Are you watching the big Ken Burns/Lynn Novick series The Vietnam War on PBS? My friends are talking about it, some are watching it, others, like me, not. I still find the horror of that war too painful to see the footage again. The waste on all levels remains painful and has carried through my life of working against war. In addition, the documentary apparently gives short shrift to the antiwar movement. I was skeptical when the New York Times review said, “The film’s center of moral gravity is ordinary soldiers, whose sacrifice and loyalty to one another are repeatedly contrasted with the political machinations of the powerful, on both sides.” Not the thousands in the streets who saw from the start that the war was criminal and wrong? (See Maurice Isserman’s review, Fall 2017 Dissent Magazine).
I don’t expect war tax resistance gets mentioned, though it was a strong part of the antiwar movement of the time. This led me to grab a little book off the shelf, Ain’t Gonna Pay for War No More by Robert Calvert, one of the earliest, bound guides to war tax resistance. Published in October 1971 — 46 years ago, and still 4 years before the war ended — it included a preface by radical pacifist leader and war tax resister David Dellinger. (Dellinger died in 2004, but is there any sign of footage of him in the Burns/Novick production?)
I’m happy to remember Dellinger at this time, so here’s a germane section from his preface:
There are two kinds of people who don’t pay income taxes. On the one hand, there are the Ronald Reagans*, the oil millionaires and other wealthy profiteers who manage to manipulate their assets and their tax returns to take advantage of the loopholes for the wealthy that have been created by an upper-class-oriented Congress and I.R.S. Their way of life is the pursuit and protection of private wealth and privilege at the expense of their fellows. Although they may not like to think of it in quite so direct terms, they endorse the napalming of Indochinese peasants and the violent overthrow of governments that seek to put an end to the exploitation of their natural and human resources by American corporations. They support America’s Phoenix plan for assassinating 80,000 Vietnamese villagers who are thought to form the “infrastructure” of the Vietnamese Independence movement — assassinations organized and carried out by methods already perfected by American assassination teams in Latin America. At home, they demand a repressive F.B.I. and Justice Department, a heavily armed and conscience-less National Guard, a system of courts, police and prisons that protect the present extremes of wealth and poverty from the thrust of the poor, the non-white and the believers in a classless society. Their main concern is to avoid paying their share of the costs of the policies they advocate and benefit form financially.
And then there are the Bob Calverts and the people he has written for and about in this little book. They refuse to pay for the instruments of murder and repression, not because they are interested in self-aggrandizement but because they are opposed to murder and repression.
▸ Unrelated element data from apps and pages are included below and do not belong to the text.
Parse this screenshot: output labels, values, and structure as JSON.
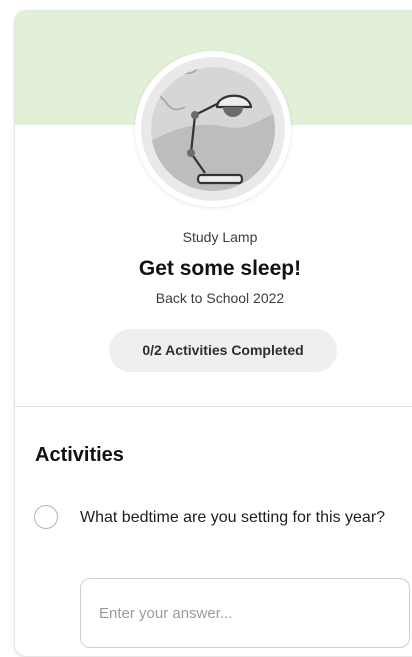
{
  "colors": {
    "banner": "#e3f0d8",
    "badge_ring": "#e9e9e9",
    "pill_background": "#efefef"
  },
  "badge": {
    "icon": "desk-lamp-icon",
    "subtitle": "Study Lamp"
  },
  "challenge": {
    "title": "Get some sleep!",
    "campaign": "Back to School 2022"
  },
  "progress": {
    "completed": 0,
    "total": 2,
    "label": "0/2 Activities Completed"
  },
  "activities": {
    "heading": "Activities",
    "items": [
      {
        "question": "What bedtime are you setting for this year?",
        "checked": false,
        "answer": {
          "value": "",
          "placeholder": "Enter your answer..."
        }
      }
    ]
  }
}
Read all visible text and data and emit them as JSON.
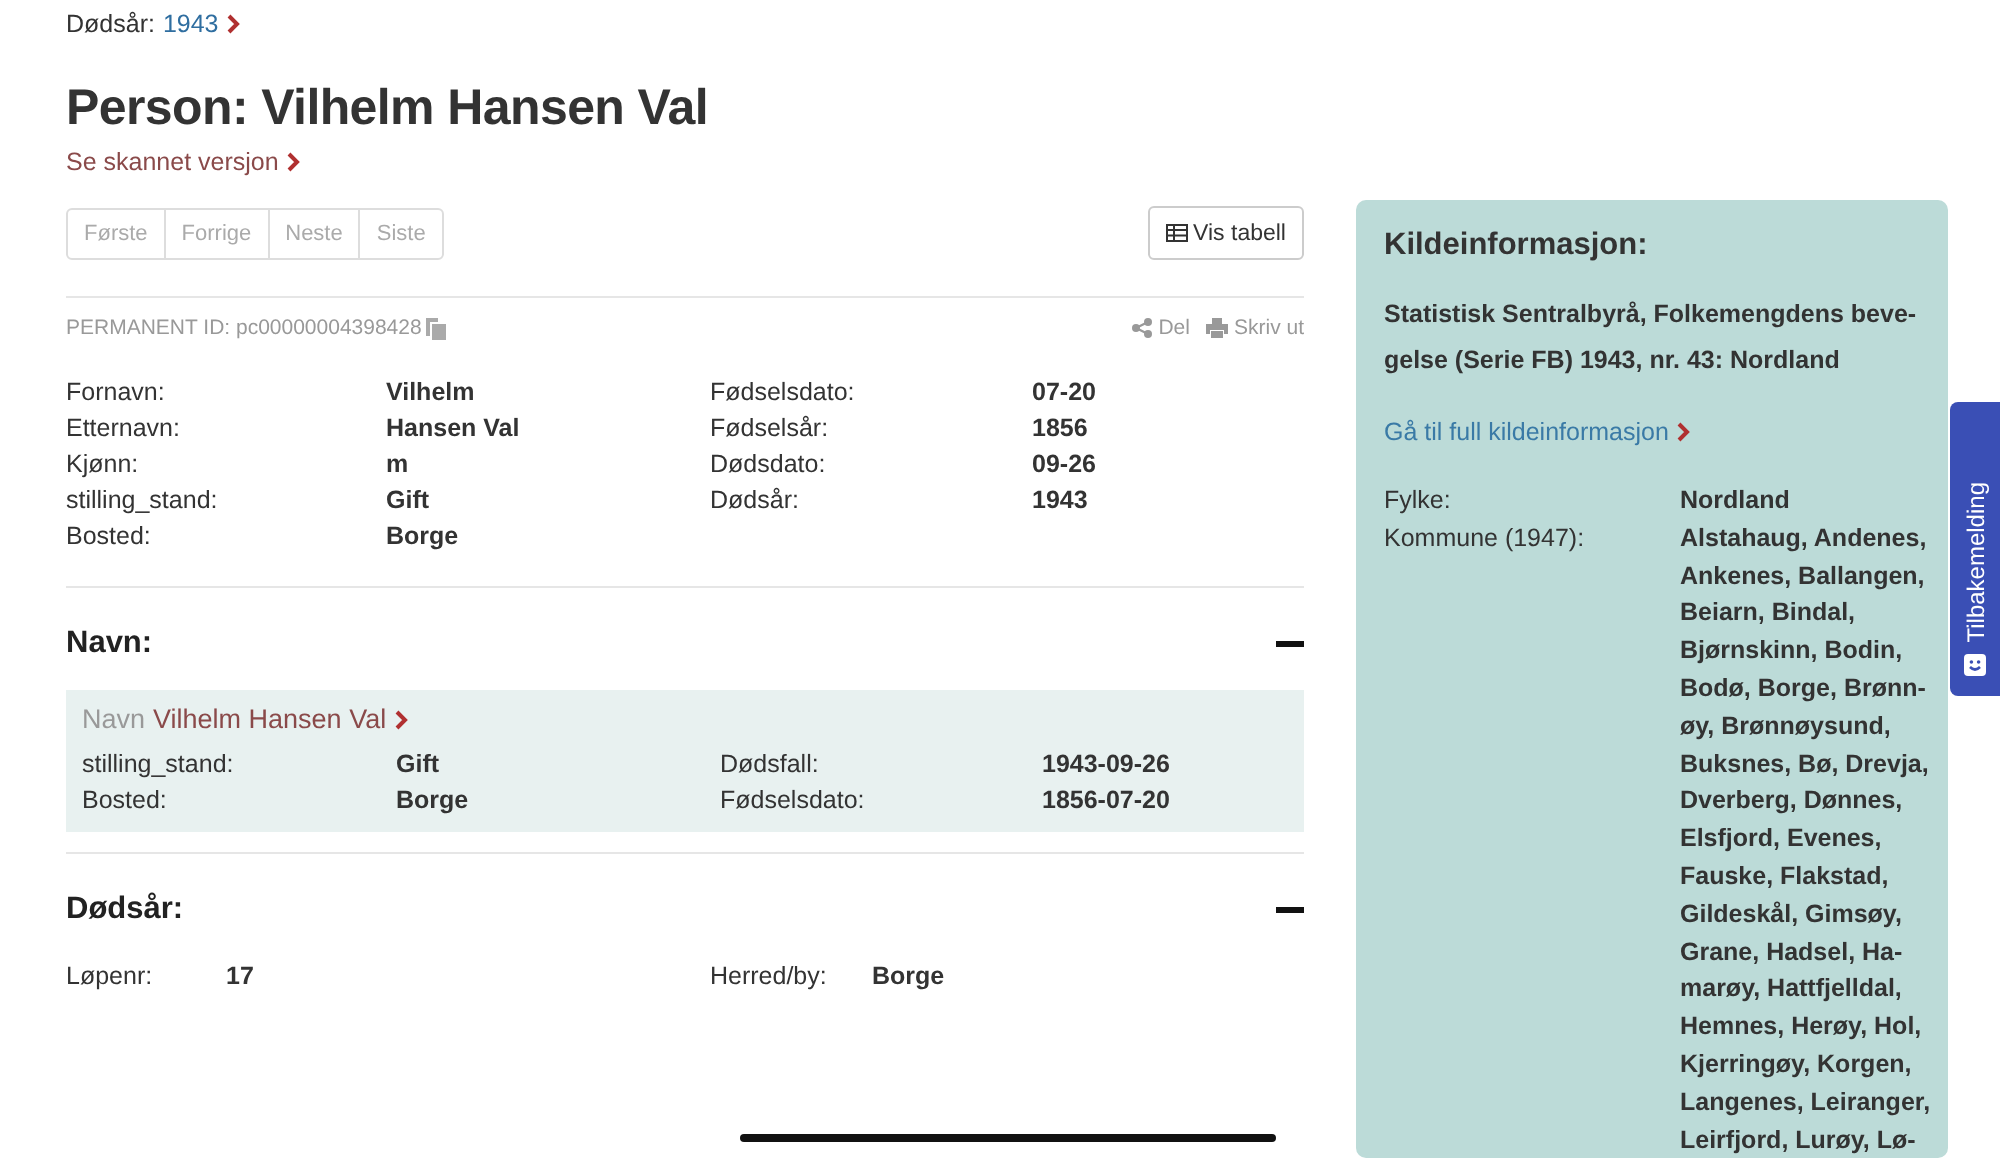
{
  "breadcrumb": {
    "label": "Dødsår:",
    "value": "1943"
  },
  "title": "Person: Vilhelm Hansen Val",
  "scan_link": "Se skannet versjon",
  "pager": [
    {
      "label": "Første",
      "disabled": true
    },
    {
      "label": "Forrige",
      "disabled": true
    },
    {
      "label": "Neste",
      "disabled": true
    },
    {
      "label": "Siste",
      "disabled": true
    }
  ],
  "table_button": "Vis tabell",
  "permanent_id": "PERMANENT ID: pc00000004398428",
  "actions": [
    {
      "kind": "share",
      "label": "Del"
    },
    {
      "kind": "print",
      "label": "Skriv ut"
    }
  ],
  "person_fields": [
    [
      {
        "label": "Fornavn:",
        "value": "Vilhelm"
      },
      {
        "label": "Fødselsdato:",
        "value": "07-20"
      }
    ],
    [
      {
        "label": "Etternavn:",
        "value": "Hansen Val"
      },
      {
        "label": "Fødselsår:",
        "value": "1856"
      }
    ],
    [
      {
        "label": "Kjønn:",
        "value": "m"
      },
      {
        "label": "Dødsdato:",
        "value": "09-26"
      }
    ],
    [
      {
        "label": "stilling_stand:",
        "value": "Gift"
      },
      {
        "label": "Dødsår:",
        "value": "1943"
      }
    ],
    [
      {
        "label": "Bosted:",
        "value": "Borge"
      }
    ]
  ],
  "sections": [
    {
      "title": "Navn:",
      "expanded": true,
      "card": {
        "prefix": "Navn",
        "link": "Vilhelm Hansen Val",
        "rows": [
          [
            {
              "label": "stilling_stand:",
              "value": "Gift"
            },
            {
              "label": "Dødsfall:",
              "value": "1943-09-26"
            }
          ],
          [
            {
              "label": "Bosted:",
              "value": "Borge"
            },
            {
              "label": "Fødselsdato:",
              "value": "1856-07-20"
            }
          ]
        ]
      }
    },
    {
      "title": "Dødsår:",
      "expanded": true,
      "rows": [
        [
          {
            "label": "Løpenr:",
            "value": "17"
          },
          {
            "label": "Herred/by:",
            "value": "Borge"
          }
        ]
      ]
    }
  ],
  "source": {
    "title": "Kildeinformasjon:",
    "text_lines": [
      "Statistisk Sentralbyrå, Folkemengdens beve-",
      "gelse (Serie FB) 1943, nr. 43: Nordland"
    ],
    "link": "Gå til full kildeinformasjon",
    "fields": [
      {
        "label": "Fylke:",
        "lines": [
          "Nordland"
        ]
      },
      {
        "label": "Kommune (1947):",
        "lines": [
          "Alstahaug, Andenes,",
          "Ankenes, Ballangen,",
          "Beiarn, Bindal,",
          "Bjørnskinn, Bodin,",
          "Bodø, Borge, Brønn-",
          "øy, Brønnøysund,",
          "Buksnes, Bø, Drevja,",
          "Dverberg, Dønnes,",
          "Elsfjord, Evenes,",
          "Fauske, Flakstad,",
          "Gildeskål, Gimsøy,",
          "Grane, Hadsel, Ha-",
          "marøy, Hattfjelldal,",
          "Hemnes, Herøy, Hol,",
          "Kjerringøy, Korgen,",
          "Langenes, Leiranger,",
          "Leirfjord, Lurøy, Lø-"
        ]
      }
    ]
  },
  "feedback_tab": "Tilbakemelding"
}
…this book shows how the negative act of tax refusal can be combined with positive acts of promoting and financing alternative projects that become the seedbed of new institutions and relationships. The power to tax is the power to destroy-twice-over. It destroys the bodies of those who fall victim to American firepower and repression. Less dramatically but nonetheless surely, it mercilessly destroys the consciences and humanity of those who willingly surrender their taxes to the government. Alternatively, the power to refuse is the power to preserve life and create hope.
To quote a famous antiwar song, “When will they ever learn….”**
— Ruth Benn
Veterans for Peace Full Disclosure in response to The Vietnam War on PBS
Vietnam Peace Commemoration Committee – critiques of the series and info on the Oct 20-21 events on the 50th Anniversary of the March on the Pentagon
The Vietnam Legacy of War Tax Resistance by Erica Weiland, Fifth Estate #395, Winter 2016
* At that time still governor of California — and another rich person we never expected to be president….
** “Where Have All the Flowers Gone” by Pete Seeger, Wikipedia – YouTube (Pete Seeger, Sweden, 1968)